Throughout history, women have fallen victims to militarization, nationalism and anachronistic patriarchal traditions. Since 1974, in the context of the Cyprus conflict, leaders of the two major ethnic communities on the island have discussed a variety of issues, agreeing on some, disagreeing on others. The one issue though that has never been part of the peace negotiations is gender equality or more specifically, women’s rights. In 2000 the United Nations’ Security Council, following much lobbying by women’s organizations world-wide, finally identified the gendered aspect of war and peace processes and formalized it through the unanimous adoption of Resolution 1325 on ‘Women, Peace and Security’.

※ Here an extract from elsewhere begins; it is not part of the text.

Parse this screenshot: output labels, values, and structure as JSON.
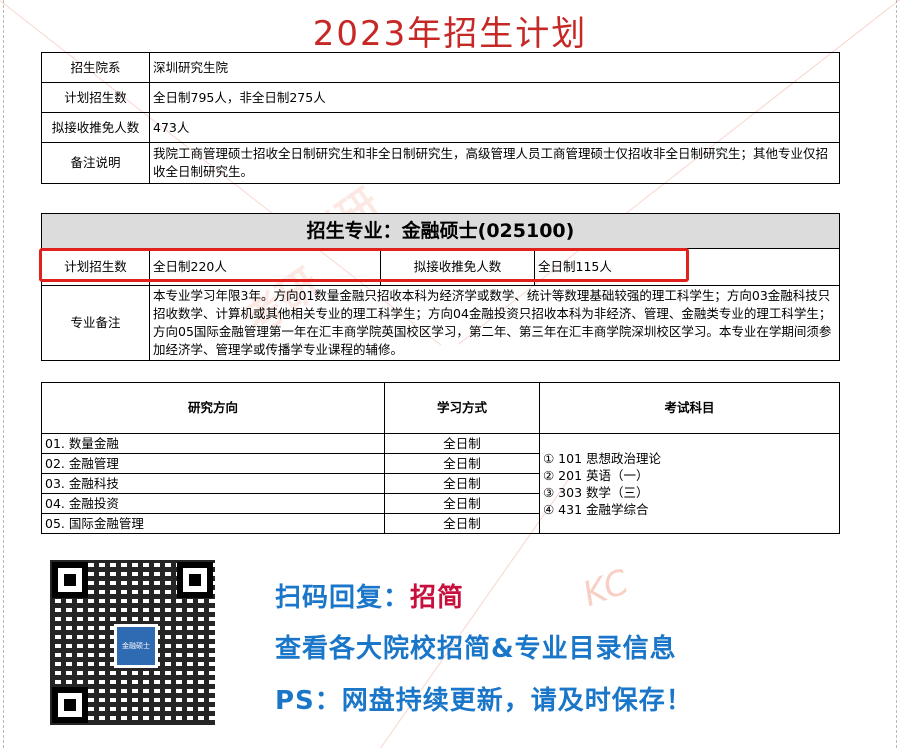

It is in this context that in 2009 the Gender Advisory Team came together in a determined effort to mainstream gender equality in the Cyprus peace process. Recommendations on ‘governance and power-sharing’, ‘citizenship rights’, ‘property rights’ and ‘economic rights’ have already been developed by GAT based on the principles of UNSC Resolution 1325. Of these, the first 3 have already been presented to the negotiators and the UN Good Offices team. GAT is hopeful that this process will continue, following the willingness of the negotiating teams to explore ways in which the work on mainstreaming gender equality can be further developed and applied.